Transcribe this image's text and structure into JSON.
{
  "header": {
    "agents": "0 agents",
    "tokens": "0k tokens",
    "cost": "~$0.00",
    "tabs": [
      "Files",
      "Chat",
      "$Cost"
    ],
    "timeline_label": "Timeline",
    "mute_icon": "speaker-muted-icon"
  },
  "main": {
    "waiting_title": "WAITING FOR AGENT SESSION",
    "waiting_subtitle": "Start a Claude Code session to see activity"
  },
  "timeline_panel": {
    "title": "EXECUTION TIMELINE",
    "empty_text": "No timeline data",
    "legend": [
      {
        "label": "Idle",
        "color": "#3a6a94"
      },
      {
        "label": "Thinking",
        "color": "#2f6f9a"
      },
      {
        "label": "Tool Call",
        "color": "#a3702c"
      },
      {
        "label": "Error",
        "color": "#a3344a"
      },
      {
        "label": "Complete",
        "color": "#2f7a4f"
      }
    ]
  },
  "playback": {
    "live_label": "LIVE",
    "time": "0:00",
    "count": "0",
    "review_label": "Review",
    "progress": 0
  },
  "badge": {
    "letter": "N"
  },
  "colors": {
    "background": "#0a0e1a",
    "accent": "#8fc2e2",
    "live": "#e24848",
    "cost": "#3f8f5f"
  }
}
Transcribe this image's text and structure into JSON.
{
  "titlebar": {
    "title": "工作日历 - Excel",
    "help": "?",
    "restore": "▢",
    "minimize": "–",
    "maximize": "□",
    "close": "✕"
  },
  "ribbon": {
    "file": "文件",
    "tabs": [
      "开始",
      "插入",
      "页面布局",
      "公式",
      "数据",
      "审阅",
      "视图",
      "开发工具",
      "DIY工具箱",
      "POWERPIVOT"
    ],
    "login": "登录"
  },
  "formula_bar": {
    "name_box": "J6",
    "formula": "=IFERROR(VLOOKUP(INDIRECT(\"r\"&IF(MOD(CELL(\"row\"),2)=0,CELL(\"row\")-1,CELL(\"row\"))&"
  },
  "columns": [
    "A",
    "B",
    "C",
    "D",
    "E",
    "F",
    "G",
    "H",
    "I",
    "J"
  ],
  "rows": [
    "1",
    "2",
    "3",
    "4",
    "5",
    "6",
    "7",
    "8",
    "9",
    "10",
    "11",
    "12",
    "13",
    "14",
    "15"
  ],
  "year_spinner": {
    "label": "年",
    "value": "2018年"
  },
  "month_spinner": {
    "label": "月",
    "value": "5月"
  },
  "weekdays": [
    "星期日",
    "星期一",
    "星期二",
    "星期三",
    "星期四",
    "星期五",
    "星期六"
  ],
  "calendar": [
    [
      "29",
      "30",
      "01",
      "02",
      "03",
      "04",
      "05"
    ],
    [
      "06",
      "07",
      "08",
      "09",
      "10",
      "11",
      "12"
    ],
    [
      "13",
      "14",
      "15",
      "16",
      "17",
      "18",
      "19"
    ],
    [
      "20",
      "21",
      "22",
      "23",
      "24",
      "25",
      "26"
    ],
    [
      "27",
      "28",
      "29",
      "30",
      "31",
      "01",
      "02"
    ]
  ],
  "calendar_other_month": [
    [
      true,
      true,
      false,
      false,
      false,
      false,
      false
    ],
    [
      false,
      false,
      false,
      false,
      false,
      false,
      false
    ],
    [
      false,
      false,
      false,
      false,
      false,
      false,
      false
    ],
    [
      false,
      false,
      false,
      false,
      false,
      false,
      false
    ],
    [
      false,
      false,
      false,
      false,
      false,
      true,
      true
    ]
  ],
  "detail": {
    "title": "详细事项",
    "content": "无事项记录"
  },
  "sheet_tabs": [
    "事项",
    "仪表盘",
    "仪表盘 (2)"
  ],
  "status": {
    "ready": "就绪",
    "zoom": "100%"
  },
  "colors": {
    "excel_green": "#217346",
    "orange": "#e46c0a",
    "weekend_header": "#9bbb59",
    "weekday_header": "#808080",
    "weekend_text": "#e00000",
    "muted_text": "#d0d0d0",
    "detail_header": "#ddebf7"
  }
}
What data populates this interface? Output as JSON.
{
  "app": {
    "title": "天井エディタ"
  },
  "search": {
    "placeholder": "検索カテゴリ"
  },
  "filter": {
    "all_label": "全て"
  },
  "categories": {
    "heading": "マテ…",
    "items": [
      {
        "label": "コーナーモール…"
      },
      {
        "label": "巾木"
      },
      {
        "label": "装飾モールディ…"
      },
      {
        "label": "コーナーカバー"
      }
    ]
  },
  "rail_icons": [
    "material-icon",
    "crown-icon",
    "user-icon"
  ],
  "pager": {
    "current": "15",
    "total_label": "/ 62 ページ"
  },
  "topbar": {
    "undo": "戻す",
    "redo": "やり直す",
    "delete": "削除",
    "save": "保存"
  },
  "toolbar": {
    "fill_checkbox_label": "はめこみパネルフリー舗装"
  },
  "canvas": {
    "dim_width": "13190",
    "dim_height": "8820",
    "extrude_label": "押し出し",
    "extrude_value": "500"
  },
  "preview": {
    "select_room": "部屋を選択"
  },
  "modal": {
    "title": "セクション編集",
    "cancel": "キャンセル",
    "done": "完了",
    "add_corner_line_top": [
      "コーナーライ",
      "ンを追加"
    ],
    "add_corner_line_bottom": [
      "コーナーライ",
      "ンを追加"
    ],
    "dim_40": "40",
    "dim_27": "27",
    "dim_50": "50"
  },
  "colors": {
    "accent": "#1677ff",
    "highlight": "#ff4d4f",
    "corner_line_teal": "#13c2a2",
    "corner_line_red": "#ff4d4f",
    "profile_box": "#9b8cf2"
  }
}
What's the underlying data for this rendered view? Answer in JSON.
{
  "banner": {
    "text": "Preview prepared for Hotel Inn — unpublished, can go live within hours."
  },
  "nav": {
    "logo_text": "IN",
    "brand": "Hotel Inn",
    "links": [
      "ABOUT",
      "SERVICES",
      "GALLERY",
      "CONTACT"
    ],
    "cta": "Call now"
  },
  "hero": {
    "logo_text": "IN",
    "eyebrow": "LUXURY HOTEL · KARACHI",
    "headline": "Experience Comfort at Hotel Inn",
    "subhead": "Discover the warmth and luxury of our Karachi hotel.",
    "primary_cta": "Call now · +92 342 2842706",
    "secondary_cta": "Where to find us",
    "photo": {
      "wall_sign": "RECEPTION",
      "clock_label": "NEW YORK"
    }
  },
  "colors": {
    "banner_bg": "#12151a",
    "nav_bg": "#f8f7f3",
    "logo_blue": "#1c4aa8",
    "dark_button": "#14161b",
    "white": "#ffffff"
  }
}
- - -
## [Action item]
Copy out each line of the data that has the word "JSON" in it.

## [Response area]
Transcribe this image's text and structure into JSON.
Transcribe this image's text and structure into JSON.
What data populates this interface? Output as JSON.
What's the underlying data for this rendered view? Answer in JSON.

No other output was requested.